*** Task inputs ***

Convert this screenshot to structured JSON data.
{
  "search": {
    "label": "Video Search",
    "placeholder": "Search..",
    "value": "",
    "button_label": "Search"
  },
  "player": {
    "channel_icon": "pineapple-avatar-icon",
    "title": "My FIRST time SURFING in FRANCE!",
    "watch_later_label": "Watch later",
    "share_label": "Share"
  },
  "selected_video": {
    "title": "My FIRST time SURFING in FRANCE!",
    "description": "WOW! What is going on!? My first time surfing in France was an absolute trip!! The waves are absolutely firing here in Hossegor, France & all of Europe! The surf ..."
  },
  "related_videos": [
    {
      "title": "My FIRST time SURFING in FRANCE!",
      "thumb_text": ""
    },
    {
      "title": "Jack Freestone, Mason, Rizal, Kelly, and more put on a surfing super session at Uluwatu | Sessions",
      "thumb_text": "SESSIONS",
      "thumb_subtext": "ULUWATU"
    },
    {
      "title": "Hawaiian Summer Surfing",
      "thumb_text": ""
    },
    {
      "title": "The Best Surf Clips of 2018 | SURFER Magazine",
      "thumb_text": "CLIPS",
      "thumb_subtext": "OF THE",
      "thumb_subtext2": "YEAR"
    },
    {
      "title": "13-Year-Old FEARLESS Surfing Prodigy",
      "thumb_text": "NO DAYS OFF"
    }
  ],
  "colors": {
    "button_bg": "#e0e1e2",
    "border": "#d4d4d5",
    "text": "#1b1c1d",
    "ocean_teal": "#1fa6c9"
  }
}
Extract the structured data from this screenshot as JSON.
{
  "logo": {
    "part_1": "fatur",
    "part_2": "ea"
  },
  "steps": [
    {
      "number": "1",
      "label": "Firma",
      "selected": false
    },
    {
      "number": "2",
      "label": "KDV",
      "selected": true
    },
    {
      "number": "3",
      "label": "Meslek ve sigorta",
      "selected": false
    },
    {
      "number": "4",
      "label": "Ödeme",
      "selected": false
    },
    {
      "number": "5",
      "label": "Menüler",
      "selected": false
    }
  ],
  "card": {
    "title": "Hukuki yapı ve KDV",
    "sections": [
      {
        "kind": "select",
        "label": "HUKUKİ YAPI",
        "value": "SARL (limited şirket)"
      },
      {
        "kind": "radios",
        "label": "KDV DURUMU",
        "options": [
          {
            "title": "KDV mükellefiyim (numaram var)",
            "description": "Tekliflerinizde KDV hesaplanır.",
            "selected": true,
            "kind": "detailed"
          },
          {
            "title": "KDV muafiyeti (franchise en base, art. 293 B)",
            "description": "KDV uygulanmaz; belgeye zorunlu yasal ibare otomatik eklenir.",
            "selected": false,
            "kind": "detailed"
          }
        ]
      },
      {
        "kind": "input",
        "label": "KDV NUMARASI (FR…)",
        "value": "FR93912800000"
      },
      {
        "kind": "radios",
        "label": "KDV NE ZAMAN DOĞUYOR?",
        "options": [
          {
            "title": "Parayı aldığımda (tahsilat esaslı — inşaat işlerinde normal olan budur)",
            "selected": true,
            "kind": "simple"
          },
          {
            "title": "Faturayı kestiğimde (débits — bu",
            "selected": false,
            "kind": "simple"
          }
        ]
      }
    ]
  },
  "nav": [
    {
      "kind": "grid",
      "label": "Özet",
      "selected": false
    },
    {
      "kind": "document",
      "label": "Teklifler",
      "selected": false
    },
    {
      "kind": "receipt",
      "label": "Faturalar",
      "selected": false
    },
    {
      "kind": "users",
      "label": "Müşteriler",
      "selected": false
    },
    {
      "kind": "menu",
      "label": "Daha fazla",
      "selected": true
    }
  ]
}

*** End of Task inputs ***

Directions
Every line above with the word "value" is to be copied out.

Written solution
    "value": "",
        "value": "SARL (limited şirket)"
        "value": "FR93912800000"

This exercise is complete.